[Items from a data source]
━━━━━━━━━━━━━━━━━━━━

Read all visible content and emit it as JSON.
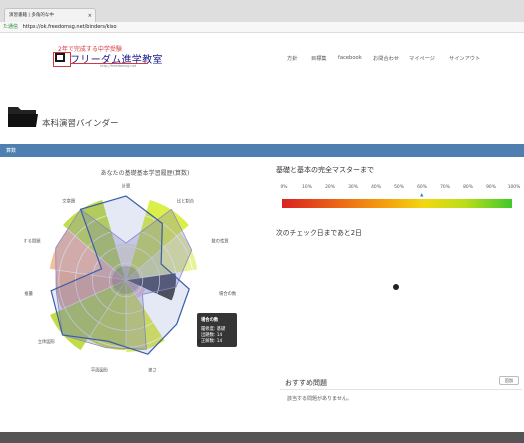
{
  "browser": {
    "tab_title": "演習書籍 | 多角的な中",
    "tab_close": "×",
    "address_secure": "た通信",
    "address_url": "https://ok.freedomsg.net/binders/kiso"
  },
  "site": {
    "tagline": "2年で完成する中学受験",
    "logo_text": "フリーダム進学教室",
    "logo_url": "http://freedomsg.net",
    "nav": [
      "方針",
      "目標集",
      "facebook",
      "お問合わせ",
      "マイページ",
      "サインアウト"
    ]
  },
  "page": {
    "title": "本科演習バインダー",
    "section_label": "算数"
  },
  "radar": {
    "title": "あなたの基礎基本学習履歴(算数)",
    "labels": [
      "計算",
      "比と割合",
      "数の性質",
      "場合の数",
      "規則性",
      "速さ",
      "平面図形",
      "立体図形",
      "推量",
      "条件を整理する問題",
      "文章題"
    ],
    "tooltip": {
      "title": "場合の数",
      "lines": [
        "履修度: 基礎",
        "出題数: 14",
        "正解数: 14"
      ]
    }
  },
  "chart_data": {
    "type": "radar",
    "title": "あなたの基礎基本学習履歴(算数)",
    "categories": [
      "計算",
      "比と割合",
      "数の性質",
      "場合の数",
      "規則性",
      "速さ",
      "平面図形",
      "立体図形",
      "推量",
      "条件を整理する問題",
      "文章題"
    ],
    "bands_max": 5,
    "series": [
      {
        "values": [
          2.2,
          5,
          4.3,
          3,
          1.3,
          4.3,
          4.2,
          5,
          4.2,
          4.6,
          5
        ]
      },
      {
        "values": [
          5,
          4,
          2.3,
          3.8,
          4,
          4.6,
          3.8,
          5,
          4.5,
          1.6,
          5
        ]
      }
    ],
    "wedge_colors": [
      "#f7efc9",
      "#d6ec2a",
      "#e4f084",
      "#2e2e2e",
      "#f7c5c5",
      "#d9e73a",
      "#c4da20",
      "#b7d624",
      "#f0a779",
      "#f3b58c",
      "#b8d82c"
    ],
    "grid": true,
    "legend": "none"
  },
  "mastery": {
    "title": "基礎と基本の完全マスターまで",
    "scale": [
      "0%",
      "10%",
      "20%",
      "30%",
      "40%",
      "50%",
      "60%",
      "70%",
      "80%",
      "90%",
      "100%"
    ],
    "marker_value": 60,
    "marker_glyph": "▲"
  },
  "next_check": "次のチェック日まであと2日",
  "recommend": {
    "title": "おすすめ問題",
    "button": "追加",
    "empty": "該当する問題がありません。"
  }
}
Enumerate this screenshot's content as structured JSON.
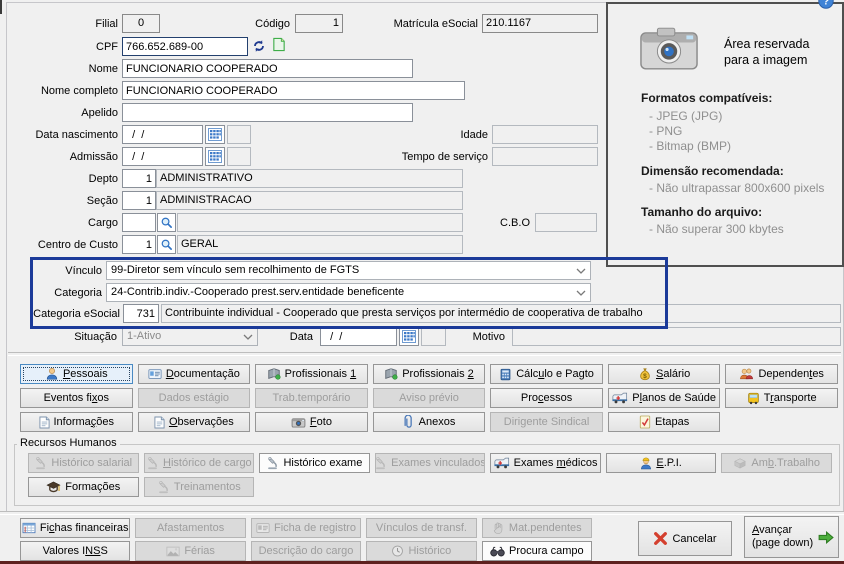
{
  "colors": {
    "highlight_border": "#1b3a99",
    "bottom_edge": "#5e211f"
  },
  "fields": {
    "filial": {
      "label": "Filial",
      "value": "0"
    },
    "codigo": {
      "label": "Código",
      "value": "1"
    },
    "matricula_esocial": {
      "label": "Matrícula eSocial",
      "value": "210.1167"
    },
    "cpf": {
      "label": "CPF",
      "value": "766.652.689-00"
    },
    "nome": {
      "label": "Nome",
      "value": "FUNCIONARIO COOPERADO"
    },
    "nome_completo": {
      "label": "Nome completo",
      "value": "FUNCIONARIO COOPERADO"
    },
    "apelido": {
      "label": "Apelido",
      "value": ""
    },
    "data_nascimento": {
      "label": "Data nascimento",
      "value": "  /  /"
    },
    "idade": {
      "label": "Idade",
      "value": ""
    },
    "admissao": {
      "label": "Admissão",
      "value": "  /  /"
    },
    "tempo_servico": {
      "label": "Tempo de serviço",
      "value": ""
    },
    "depto": {
      "label": "Depto",
      "code": "1",
      "desc": "ADMINISTRATIVO"
    },
    "secao": {
      "label": "Seção",
      "code": "1",
      "desc": "ADMINISTRACAO"
    },
    "cargo": {
      "label": "Cargo",
      "code": "",
      "desc": ""
    },
    "cbo": {
      "label": "C.B.O",
      "value": ""
    },
    "centro_custo": {
      "label": "Centro de Custo",
      "code": "1",
      "desc": "GERAL"
    },
    "vinculo": {
      "label": "Vínculo",
      "value": "99-Diretor sem vínculo sem recolhimento de FGTS"
    },
    "categoria": {
      "label": "Categoria",
      "value": "24-Contrib.indiv.-Cooperado prest.serv.entidade beneficente"
    },
    "categoria_esocial": {
      "label": "Categoria eSocial",
      "code": "731",
      "desc": "Contribuinte individual - Cooperado que presta serviços por intermédio de cooperativa de trabalho"
    },
    "situacao": {
      "label": "Situação",
      "value": "1-Ativo"
    },
    "data": {
      "label": "Data",
      "value": "  /  /"
    },
    "motivo": {
      "label": "Motivo",
      "value": ""
    }
  },
  "photo_panel": {
    "reserved_line1": "Área reservada",
    "reserved_line2": "para a imagem",
    "formats_title": "Formatos compatíveis:",
    "formats": [
      "- JPEG (JPG)",
      "- PNG",
      "- Bitmap (BMP)"
    ],
    "dimension_title": "Dimensão recomendada:",
    "dimension_item": "- Não ultrapassar 800x600 pixels",
    "size_title": "Tamanho do arquivo:",
    "size_item": "- Não superar 300 kbytes"
  },
  "tabs": {
    "rows": [
      [
        {
          "label": "Pessoais",
          "u_at": 0,
          "icon": "person",
          "state": "focused"
        },
        {
          "label": "Documentação",
          "u_at": 0,
          "icon": "card"
        },
        {
          "label": "Profissionais 1",
          "u_at": 14,
          "icon": "book"
        },
        {
          "label": "Profissionais 2",
          "u_at": 14,
          "icon": "book"
        },
        {
          "label": "Cálculo e Pagto",
          "u_at": 4,
          "icon": "calculator"
        },
        {
          "label": "Salário",
          "u_at": 0,
          "icon": "moneybag"
        },
        {
          "label": "Dependentes",
          "u_at": 8,
          "icon": "people"
        }
      ],
      [
        {
          "label": "Eventos fixos",
          "u_at": 10
        },
        {
          "label": "Dados estágio",
          "u_at": 10,
          "state": "disabled"
        },
        {
          "label": "Trab.temporário",
          "state": "disabled"
        },
        {
          "label": "Aviso prévio",
          "state": "disabled"
        },
        {
          "label": "Processos",
          "u_at": 3
        },
        {
          "label": "Planos de Saúde",
          "u_at": 1,
          "icon": "ambulance"
        },
        {
          "label": "Transporte",
          "u_at": 1,
          "icon": "bus"
        }
      ],
      [
        {
          "label": "Informações",
          "u_at": 7,
          "icon": "doc"
        },
        {
          "label": "Observações",
          "u_at": 0,
          "icon": "doc"
        },
        {
          "label": "Foto",
          "u_at": 0,
          "icon": "camera"
        },
        {
          "label": "Anexos",
          "icon": "paperclip"
        },
        {
          "label": "Dirigente Sindical",
          "state": "disabled"
        },
        {
          "label": "Etapas",
          "icon": "checkdoc"
        },
        null
      ]
    ]
  },
  "rh": {
    "title": "Recursos Humanos",
    "rows": [
      [
        {
          "label": "Histórico salarial",
          "icon": "microscope",
          "state": "disabled"
        },
        {
          "label": "Histórico de cargo",
          "u_at": 0,
          "icon": "microscope",
          "state": "disabled"
        },
        {
          "label": "Histórico exame",
          "icon": "microscope",
          "state": "white"
        },
        {
          "label": "Exames vinculados",
          "icon": "microscope",
          "state": "disabled"
        },
        {
          "label": "Exames médicos",
          "u_at": 7,
          "icon": "ambulance"
        },
        {
          "label": "E.P.I.",
          "u_at": 0,
          "icon": "worker"
        },
        {
          "label": "Amb.Trabalho",
          "u_at": 2,
          "icon": "box",
          "state": "disabled"
        }
      ],
      [
        {
          "label": "Formações",
          "icon": "gradcap"
        },
        {
          "label": "Treinamentos",
          "icon": "microscope",
          "state": "disabled"
        }
      ]
    ]
  },
  "bottom": {
    "rows": [
      [
        {
          "label": "Fichas financeiras",
          "u_at": 2,
          "icon": "table"
        },
        {
          "label": "Afastamentos",
          "state": "disabled"
        },
        {
          "label": "Ficha de registro",
          "icon": "card",
          "state": "disabled"
        },
        {
          "label": "Vínculos de transf.",
          "state": "disabled"
        },
        {
          "label": "Mat.pendentes",
          "icon": "hand",
          "state": "disabled"
        }
      ],
      [
        {
          "label": "Valores INSS",
          "u_at": 9,
          "u_len": 2
        },
        {
          "label": "Férias",
          "icon": "image",
          "state": "disabled"
        },
        {
          "label": "Descrição do cargo",
          "state": "disabled"
        },
        {
          "label": "Histórico",
          "icon": "clock",
          "state": "disabled"
        },
        {
          "label": "Procura campo",
          "icon": "binoculars",
          "state": "white"
        }
      ]
    ]
  },
  "actions": {
    "cancel": {
      "label": "Cancelar"
    },
    "advance": {
      "line1": "Avançar",
      "u_at": 0,
      "line2": "(page down)"
    }
  }
}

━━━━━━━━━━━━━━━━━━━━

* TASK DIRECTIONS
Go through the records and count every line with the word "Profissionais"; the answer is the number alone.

* RESPONSE
2